Diane Abbott, the first black woman to be elected to the British Parliament, was born to Jamaican immigrant parents in 1953. Growing up in Paddington, London, she attended Harrow County grammar school before pursuing studies in History to Master’s level at Newnham College, Cambridge.
Upon graduation, Abbott worked as a civil servant with the Home Office as well as being employed by the National Council for Civil Liberties. In 1982, she was elected to Westminster city council before winning the Hackney North and Stoke Newington constituency for the Labour Party in 1987. She was elected along with Paul Boateng and Bernie Grant who became the first black men to be elected to the British Parliament.
Abbott’s parliamentary career has been diverse and fruitful. For most of the 1990s she sat on the Treasury Select Committee of the House of Commons and the Foreign Affairs Select Committee. These posts allowed for global travel, with Abbott visiting Kenya, Uganda, China, Hong Kong, and many European states in an official capacity. Abbott was also the first black woman to hold the position of Equality Officer in the British Government. She was also elected to the National Executive of the Labour Party. Abbott is still serving as an MP in her original seat after she secured her place in the 2010 general election, which saw several Labour losses, with a 55% majority of the vote.

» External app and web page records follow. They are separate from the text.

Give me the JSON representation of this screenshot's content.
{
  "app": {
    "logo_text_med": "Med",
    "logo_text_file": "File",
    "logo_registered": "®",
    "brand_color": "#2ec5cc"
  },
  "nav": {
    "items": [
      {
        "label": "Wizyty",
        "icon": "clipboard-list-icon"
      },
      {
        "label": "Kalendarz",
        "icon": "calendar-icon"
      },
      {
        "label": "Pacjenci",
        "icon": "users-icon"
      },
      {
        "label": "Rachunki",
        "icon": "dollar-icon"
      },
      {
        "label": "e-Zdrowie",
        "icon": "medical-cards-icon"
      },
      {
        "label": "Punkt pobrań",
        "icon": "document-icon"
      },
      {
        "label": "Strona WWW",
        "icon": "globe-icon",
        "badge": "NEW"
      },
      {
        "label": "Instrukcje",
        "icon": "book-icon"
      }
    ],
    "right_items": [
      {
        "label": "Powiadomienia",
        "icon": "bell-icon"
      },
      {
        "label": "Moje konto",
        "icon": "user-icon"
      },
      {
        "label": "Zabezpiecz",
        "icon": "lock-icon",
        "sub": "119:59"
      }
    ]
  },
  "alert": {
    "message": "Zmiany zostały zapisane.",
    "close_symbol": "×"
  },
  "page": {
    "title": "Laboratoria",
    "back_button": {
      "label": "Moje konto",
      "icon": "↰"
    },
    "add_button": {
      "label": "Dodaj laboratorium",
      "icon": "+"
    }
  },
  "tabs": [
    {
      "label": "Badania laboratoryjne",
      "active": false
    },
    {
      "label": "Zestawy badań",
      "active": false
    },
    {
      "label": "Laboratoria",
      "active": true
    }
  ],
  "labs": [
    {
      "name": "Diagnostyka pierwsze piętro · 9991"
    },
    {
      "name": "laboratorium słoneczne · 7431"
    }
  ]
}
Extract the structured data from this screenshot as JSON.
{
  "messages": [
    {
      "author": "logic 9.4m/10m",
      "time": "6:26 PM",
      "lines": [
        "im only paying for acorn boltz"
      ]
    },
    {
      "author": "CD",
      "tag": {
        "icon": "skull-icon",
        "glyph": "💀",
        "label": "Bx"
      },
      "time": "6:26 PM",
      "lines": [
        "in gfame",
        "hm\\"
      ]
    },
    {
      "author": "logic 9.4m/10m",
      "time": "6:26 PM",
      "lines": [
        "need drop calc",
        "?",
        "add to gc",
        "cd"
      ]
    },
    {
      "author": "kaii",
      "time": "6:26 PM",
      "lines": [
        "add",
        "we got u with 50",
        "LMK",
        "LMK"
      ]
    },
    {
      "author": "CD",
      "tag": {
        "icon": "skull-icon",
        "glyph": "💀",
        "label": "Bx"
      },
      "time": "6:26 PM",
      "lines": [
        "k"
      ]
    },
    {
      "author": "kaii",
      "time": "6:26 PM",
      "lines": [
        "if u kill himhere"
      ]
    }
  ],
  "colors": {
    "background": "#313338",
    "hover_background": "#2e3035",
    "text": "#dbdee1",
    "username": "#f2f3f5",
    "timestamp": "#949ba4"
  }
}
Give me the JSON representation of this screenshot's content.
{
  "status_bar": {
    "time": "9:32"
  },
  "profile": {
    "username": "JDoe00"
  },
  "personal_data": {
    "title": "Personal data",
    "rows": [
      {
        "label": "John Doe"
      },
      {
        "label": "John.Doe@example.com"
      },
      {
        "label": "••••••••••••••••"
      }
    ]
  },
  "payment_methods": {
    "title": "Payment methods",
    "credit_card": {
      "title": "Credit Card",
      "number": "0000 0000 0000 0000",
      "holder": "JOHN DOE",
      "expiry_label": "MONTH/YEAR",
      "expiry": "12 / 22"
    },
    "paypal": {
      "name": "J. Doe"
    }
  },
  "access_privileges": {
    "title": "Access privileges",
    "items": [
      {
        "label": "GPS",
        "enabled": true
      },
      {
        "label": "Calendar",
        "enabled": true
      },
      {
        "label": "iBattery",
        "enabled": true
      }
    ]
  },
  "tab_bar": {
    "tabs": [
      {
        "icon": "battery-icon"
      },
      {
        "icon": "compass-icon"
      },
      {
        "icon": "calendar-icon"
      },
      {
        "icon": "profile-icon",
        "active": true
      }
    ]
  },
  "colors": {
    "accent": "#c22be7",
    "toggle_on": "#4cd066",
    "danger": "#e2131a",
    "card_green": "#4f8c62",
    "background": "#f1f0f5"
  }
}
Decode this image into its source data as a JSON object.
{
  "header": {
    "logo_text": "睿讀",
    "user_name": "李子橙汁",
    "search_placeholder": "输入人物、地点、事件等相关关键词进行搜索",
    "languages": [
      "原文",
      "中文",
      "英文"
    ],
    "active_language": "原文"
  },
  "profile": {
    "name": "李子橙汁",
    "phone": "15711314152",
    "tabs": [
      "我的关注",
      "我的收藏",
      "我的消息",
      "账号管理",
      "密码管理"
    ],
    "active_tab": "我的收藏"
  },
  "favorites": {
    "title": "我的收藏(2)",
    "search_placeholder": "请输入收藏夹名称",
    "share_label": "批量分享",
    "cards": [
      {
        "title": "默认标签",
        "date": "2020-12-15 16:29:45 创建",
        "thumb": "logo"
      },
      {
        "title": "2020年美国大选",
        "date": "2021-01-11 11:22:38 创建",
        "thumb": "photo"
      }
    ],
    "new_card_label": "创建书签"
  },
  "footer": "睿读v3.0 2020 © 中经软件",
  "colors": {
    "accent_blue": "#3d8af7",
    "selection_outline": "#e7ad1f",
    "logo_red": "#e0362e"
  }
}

Outside of Westminster duties, Abbott has been an important figure in community politics. She has been visible in work for the Organisation of Women of African and Asian Descent (OWAAD) while voicing support for racial equality within the Trade Union movement. During the 1990s, Abbott founded “Black Women Mean Business,” an organisation established to empower and promote black businesswomen as well as various educational projects such as “London Schools” and “Black Child,” which are aimed at increasing educational opportunity in ethnic minority neighbourhoods. Other youth work has included a commitment to the “Scrap Sus” campaign which works to abolish police profiling of black youngsters in stop-and-search patrols.
Abbott has worked as a freelance journalist, broadcaster, and public speaker. In 2009 she was awarded the “Spectator Speech of the Year” for her condemnation in the Commons of the proposed 42 day detention policy which would have allowed the government to detain terror suspects for six weeks without charge or trial. This is one example of Abbott bucking the party line to stand by her beliefs. Another, which caused wide controversy, was her decision to send her son to private school despite the Labour party being opposed to fee paying education.